1802 ENGLISH POETRY 1579-1830: SPENSER AND THE TRADITION

Thomas Dermody

Peter L. Courtier, "On Visiting the Tomb of Dermody" Poetical Register for 1802 (1803) 243-44 &n.



Still, Red Breast, o'er the tuneful dead,
That sweetly-soothing dirge prolong;
For his, who owns this earthy bed,
His was as sad, as sweet a song!

Unhappy Bard! the scene is past;
At length, thy mortal struggle's o'er;
But, oh! with that untimely blast,
Thy raptur'd strains are heard no more.

Beside the turf that wraps thy clay,
Shall kindred memory fondly wake,
And, spite of all thy foes can say,
Shall love thee for the Muse's sake.

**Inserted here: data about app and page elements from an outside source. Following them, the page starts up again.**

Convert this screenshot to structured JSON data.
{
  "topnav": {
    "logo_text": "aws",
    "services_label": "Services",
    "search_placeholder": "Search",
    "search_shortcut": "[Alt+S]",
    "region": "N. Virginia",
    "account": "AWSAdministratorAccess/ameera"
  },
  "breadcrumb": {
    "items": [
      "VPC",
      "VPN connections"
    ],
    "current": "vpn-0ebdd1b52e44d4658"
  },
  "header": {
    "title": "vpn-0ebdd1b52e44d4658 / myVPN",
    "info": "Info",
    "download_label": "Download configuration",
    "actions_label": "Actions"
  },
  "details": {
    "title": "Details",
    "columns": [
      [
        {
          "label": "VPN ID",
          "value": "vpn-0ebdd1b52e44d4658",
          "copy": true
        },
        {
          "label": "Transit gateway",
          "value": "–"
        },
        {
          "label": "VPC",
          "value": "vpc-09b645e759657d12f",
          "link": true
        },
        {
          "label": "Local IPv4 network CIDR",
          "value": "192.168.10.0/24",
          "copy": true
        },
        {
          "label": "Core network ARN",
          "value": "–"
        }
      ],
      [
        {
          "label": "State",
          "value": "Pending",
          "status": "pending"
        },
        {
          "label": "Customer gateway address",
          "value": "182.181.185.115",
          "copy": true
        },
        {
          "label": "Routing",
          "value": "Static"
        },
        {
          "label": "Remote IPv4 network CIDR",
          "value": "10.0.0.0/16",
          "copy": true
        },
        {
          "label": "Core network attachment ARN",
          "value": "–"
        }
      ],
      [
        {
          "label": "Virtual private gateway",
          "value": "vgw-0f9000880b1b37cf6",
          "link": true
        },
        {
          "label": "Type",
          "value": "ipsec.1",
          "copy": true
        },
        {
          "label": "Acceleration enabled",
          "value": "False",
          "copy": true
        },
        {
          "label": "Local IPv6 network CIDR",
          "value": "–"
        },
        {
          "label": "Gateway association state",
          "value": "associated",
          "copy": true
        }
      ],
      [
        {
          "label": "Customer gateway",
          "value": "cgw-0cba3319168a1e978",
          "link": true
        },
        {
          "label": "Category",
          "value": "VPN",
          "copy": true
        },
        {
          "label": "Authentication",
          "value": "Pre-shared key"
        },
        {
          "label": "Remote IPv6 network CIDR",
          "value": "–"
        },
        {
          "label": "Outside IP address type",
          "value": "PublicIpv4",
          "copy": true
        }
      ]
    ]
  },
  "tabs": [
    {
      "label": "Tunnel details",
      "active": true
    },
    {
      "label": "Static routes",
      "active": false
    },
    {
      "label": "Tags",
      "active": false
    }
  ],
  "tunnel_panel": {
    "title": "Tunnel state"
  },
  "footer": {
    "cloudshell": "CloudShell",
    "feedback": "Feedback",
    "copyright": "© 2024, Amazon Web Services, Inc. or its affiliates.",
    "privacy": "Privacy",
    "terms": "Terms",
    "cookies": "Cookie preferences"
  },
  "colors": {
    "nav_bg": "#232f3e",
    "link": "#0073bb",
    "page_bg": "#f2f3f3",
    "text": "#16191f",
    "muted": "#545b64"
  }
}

O! take from one, who knows to scan
The ardent soul, the dark career;
Who feels for erring, wretched man,
O! take this tributary tear.

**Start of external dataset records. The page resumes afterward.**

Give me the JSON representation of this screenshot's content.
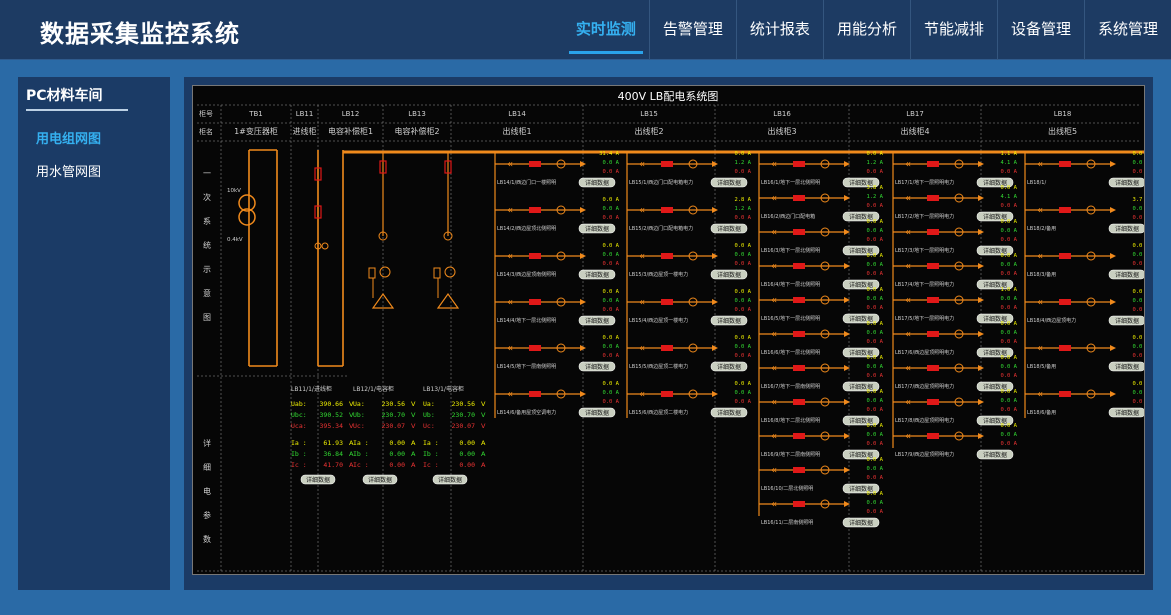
{
  "app": {
    "title": "数据采集监控系统"
  },
  "nav": {
    "tabs": [
      {
        "label": "实时监测",
        "active": true
      },
      {
        "label": "告警管理"
      },
      {
        "label": "统计报表"
      },
      {
        "label": "用能分析"
      },
      {
        "label": "节能减排"
      },
      {
        "label": "设备管理"
      },
      {
        "label": "系统管理"
      }
    ]
  },
  "sidebar": {
    "title": "PC材料车间",
    "items": [
      {
        "label": "用电组网图",
        "active": true
      },
      {
        "label": "用水管网图"
      }
    ]
  },
  "diagram": {
    "title": "400V LB配电系统图",
    "row_labels": {
      "cabinet_no": "柜号",
      "cabinet_name": "柜名"
    },
    "side_sections": {
      "primary": "一次系统示意图",
      "detail": "详细电参数"
    },
    "cabinets": [
      {
        "no": "TB1",
        "name": "1#变压器柜"
      },
      {
        "no": "LB11",
        "name": "进线柜"
      },
      {
        "no": "LB12",
        "name": "电容补偿柜1"
      },
      {
        "no": "LB13",
        "name": "电容补偿柜2"
      },
      {
        "no": "LB14",
        "name": "出线柜1"
      },
      {
        "no": "LB15",
        "name": "出线柜2"
      },
      {
        "no": "LB16",
        "name": "出线柜3"
      },
      {
        "no": "LB17",
        "name": "出线柜4"
      },
      {
        "no": "LB18",
        "name": "出线柜5"
      }
    ],
    "transformer": {
      "kv_high": "10kV",
      "kv_low": "0.4kV"
    },
    "detail_button": "详细数据",
    "detail_panels": [
      {
        "title": "LB11/1/进线柜",
        "rows": [
          {
            "label": "Uab:",
            "value": "390.66",
            "unit": "V",
            "color": "#f0f000"
          },
          {
            "label": "Ubc:",
            "value": "390.52",
            "unit": "V",
            "color": "#33dd33"
          },
          {
            "label": "Uca:",
            "value": "395.34",
            "unit": "V",
            "color": "#ee3333"
          },
          {
            "label": "Ia :",
            "value": "61.93",
            "unit": "A",
            "color": "#f0f000"
          },
          {
            "label": "Ib :",
            "value": "36.84",
            "unit": "A",
            "color": "#33dd33"
          },
          {
            "label": "Ic :",
            "value": "41.70",
            "unit": "A",
            "color": "#ee3333"
          }
        ]
      },
      {
        "title": "LB12/1/电容柜",
        "rows": [
          {
            "label": "Ua:",
            "value": "230.56",
            "unit": "V",
            "color": "#f0f000"
          },
          {
            "label": "Ub:",
            "value": "230.70",
            "unit": "V",
            "color": "#33dd33"
          },
          {
            "label": "Uc:",
            "value": "230.07",
            "unit": "V",
            "color": "#ee3333"
          },
          {
            "label": "Ia :",
            "value": "0.00",
            "unit": "A",
            "color": "#f0f000"
          },
          {
            "label": "Ib :",
            "value": "0.00",
            "unit": "A",
            "color": "#33dd33"
          },
          {
            "label": "Ic :",
            "value": "0.00",
            "unit": "A",
            "color": "#ee3333"
          }
        ]
      },
      {
        "title": "LB13/1/电容柜",
        "rows": [
          {
            "label": "Ua:",
            "value": "230.56",
            "unit": "V",
            "color": "#f0f000"
          },
          {
            "label": "Ub:",
            "value": "230.70",
            "unit": "V",
            "color": "#33dd33"
          },
          {
            "label": "Uc:",
            "value": "230.07",
            "unit": "V",
            "color": "#ee3333"
          },
          {
            "label": "Ia :",
            "value": "0.00",
            "unit": "A",
            "color": "#f0f000"
          },
          {
            "label": "Ib :",
            "value": "0.00",
            "unit": "A",
            "color": "#33dd33"
          },
          {
            "label": "Ic :",
            "value": "0.00",
            "unit": "A",
            "color": "#ee3333"
          }
        ]
      }
    ],
    "feeder_columns": [
      {
        "cabinet": "LB14",
        "feeders": [
          {
            "name": "LB14/1/西边门口一楼照明",
            "currents": [
              "31.4 A",
              "0.0 A",
              "0.0 A"
            ]
          },
          {
            "name": "LB14/2/西边屋顶北侧照明",
            "currents": [
              "0.0 A",
              "0.0 A",
              "0.0 A"
            ]
          },
          {
            "name": "LB14/3/西边屋顶南侧照明",
            "currents": [
              "0.0 A",
              "0.0 A",
              "0.0 A"
            ]
          },
          {
            "name": "LB14/4/地下一层北侧照明",
            "currents": [
              "0.0 A",
              "0.0 A",
              "0.0 A"
            ]
          },
          {
            "name": "LB14/5/地下一层南侧照明",
            "currents": [
              "0.0 A",
              "0.0 A",
              "0.0 A"
            ]
          },
          {
            "name": "LB14/6/备用屋顶空调电力",
            "currents": [
              "0.0 A",
              "0.0 A",
              "0.0 A"
            ]
          }
        ]
      },
      {
        "cabinet": "LB15",
        "feeders": [
          {
            "name": "LB15/1/西边门口配电箱电力",
            "currents": [
              "0.0 A",
              "1.2 A",
              "0.0 A"
            ]
          },
          {
            "name": "LB15/2/西边门口配电箱电力",
            "currents": [
              "2.8 A",
              "1.2 A",
              "0.0 A"
            ]
          },
          {
            "name": "LB15/3/西边屋顶一楼电力",
            "currents": [
              "0.0 A",
              "0.0 A",
              "0.0 A"
            ]
          },
          {
            "name": "LB15/4/西边屋顶一楼电力",
            "currents": [
              "0.0 A",
              "0.0 A",
              "0.0 A"
            ]
          },
          {
            "name": "LB15/5/西边屋顶二楼电力",
            "currents": [
              "0.0 A",
              "0.0 A",
              "0.0 A"
            ]
          },
          {
            "name": "LB15/6/西边屋顶二楼电力",
            "currents": [
              "0.0 A",
              "0.0 A",
              "0.0 A"
            ]
          }
        ]
      },
      {
        "cabinet": "LB16",
        "feeders": [
          {
            "name": "LB16/1/地下一层北侧照明",
            "currents": [
              "0.0 A",
              "1.2 A",
              "0.0 A"
            ]
          },
          {
            "name": "LB16/2/西边门口配电箱",
            "currents": [
              "3.8 A",
              "1.2 A",
              "0.0 A"
            ]
          },
          {
            "name": "LB16/3/地下一层北侧照明",
            "currents": [
              "0.0 A",
              "0.0 A",
              "0.0 A"
            ]
          },
          {
            "name": "LB16/4/地下一层北侧照明",
            "currents": [
              "0.0 A",
              "0.0 A",
              "0.0 A"
            ]
          },
          {
            "name": "LB16/5/地下一层北侧照明",
            "currents": [
              "0.0 A",
              "0.0 A",
              "0.0 A"
            ]
          },
          {
            "name": "LB16/6/地下一层北侧照明",
            "currents": [
              "0.0 A",
              "0.0 A",
              "0.0 A"
            ]
          },
          {
            "name": "LB16/7/地下一层南侧照明",
            "currents": [
              "0.0 A",
              "0.0 A",
              "0.0 A"
            ]
          },
          {
            "name": "LB16/8/地下二层北侧照明",
            "currents": [
              "0.0 A",
              "0.0 A",
              "0.0 A"
            ]
          },
          {
            "name": "LB16/9/地下二层南侧照明",
            "currents": [
              "0.0 A",
              "0.0 A",
              "0.0 A"
            ]
          },
          {
            "name": "LB16/10/二层北侧照明",
            "currents": [
              "0.0 A",
              "0.0 A",
              "0.0 A"
            ]
          },
          {
            "name": "LB16/11/二层南侧照明",
            "currents": [
              "0.0 A",
              "0.0 A",
              "0.0 A"
            ]
          }
        ]
      },
      {
        "cabinet": "LB17",
        "feeders": [
          {
            "name": "LB17/1/地下一层照明电力",
            "currents": [
              "1.1 A",
              "4.1 A",
              "0.0 A"
            ]
          },
          {
            "name": "LB17/2/地下一层照明电力",
            "currents": [
              "0.0 A",
              "4.1 A",
              "0.0 A"
            ]
          },
          {
            "name": "LB17/3/地下一层照明电力",
            "currents": [
              "0.0 A",
              "0.0 A",
              "0.0 A"
            ]
          },
          {
            "name": "LB17/4/地下一层照明电力",
            "currents": [
              "0.0 A",
              "0.0 A",
              "0.0 A"
            ]
          },
          {
            "name": "LB17/5/地下一层照明电力",
            "currents": [
              "1.0 A",
              "0.0 A",
              "0.0 A"
            ]
          },
          {
            "name": "LB17/6/西边屋顶照明电力",
            "currents": [
              "0.0 A",
              "0.0 A",
              "0.0 A"
            ]
          },
          {
            "name": "LB17/7/西边屋顶照明电力",
            "currents": [
              "0.0 A",
              "0.0 A",
              "0.0 A"
            ]
          },
          {
            "name": "LB17/8/西边屋顶照明电力",
            "currents": [
              "0.0 A",
              "0.0 A",
              "0.0 A"
            ]
          },
          {
            "name": "LB17/9/西边屋顶照明电力",
            "currents": [
              "0.0 A",
              "0.0 A",
              "0.0 A"
            ]
          }
        ]
      },
      {
        "cabinet": "LB18",
        "feeders": [
          {
            "name": "LB18/1/",
            "currents": [
              "0.0 A",
              "0.0 A",
              "0.0 A"
            ]
          },
          {
            "name": "LB18/2/备用",
            "currents": [
              "3.7 A",
              "0.0 A",
              "0.0 A"
            ]
          },
          {
            "name": "LB18/3/备用",
            "currents": [
              "0.0 A",
              "0.0 A",
              "0.0 A"
            ]
          },
          {
            "name": "LB18/4/西边屋顶电力",
            "currents": [
              "0.0 A",
              "0.0 A",
              "0.0 A"
            ]
          },
          {
            "name": "LB18/5/备用",
            "currents": [
              "0.0 A",
              "0.0 A",
              "0.0 A"
            ]
          },
          {
            "name": "LB18/6/备用",
            "currents": [
              "0.0 A",
              "0.0 A",
              "0.0 A"
            ]
          }
        ]
      }
    ],
    "colors": {
      "bus": "#f08a1c",
      "frame": "#9a9a9a",
      "text": "#d0d0d0",
      "phase_a": "#f0f000",
      "phase_b": "#33dd33",
      "phase_c": "#ee3333",
      "breaker": "#e01818",
      "button_bg": "#c9cfc0"
    }
  }
}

Here, where no more rude cares molest,
But earth's sad sufferer's calmly sleep;
Here, where the "weary are at rest,"
Shall Genius oft her vigils keep.

And Pity, with a beaming eye,—
—Forgot the faults that laid thee low—
O'er thy cold grave shall deeply sigh,
And mourn thy pilgrimage of woe.

Still, Red Breast, o'er the tuneful dead,
That sweetly-soothing dirge prolong;
For his, who owns this earthy bed,
His was as sad, as sweet a song.

These lines were composed, at the tomb of the poet, on the 8th of September, 1802. The apostrophe to the robin is not a fiction, "conjured up to serve occasion of poetic pomp;" that sweet bird, "most musical, most melancholy," was indeed warbling in a tree near the grove of poor DERMODY! Whether by accident or design I know not; but never were the remains of a bard deposited in a spot more calculated to inspire a contemplative mind with congenial and interesting feelings.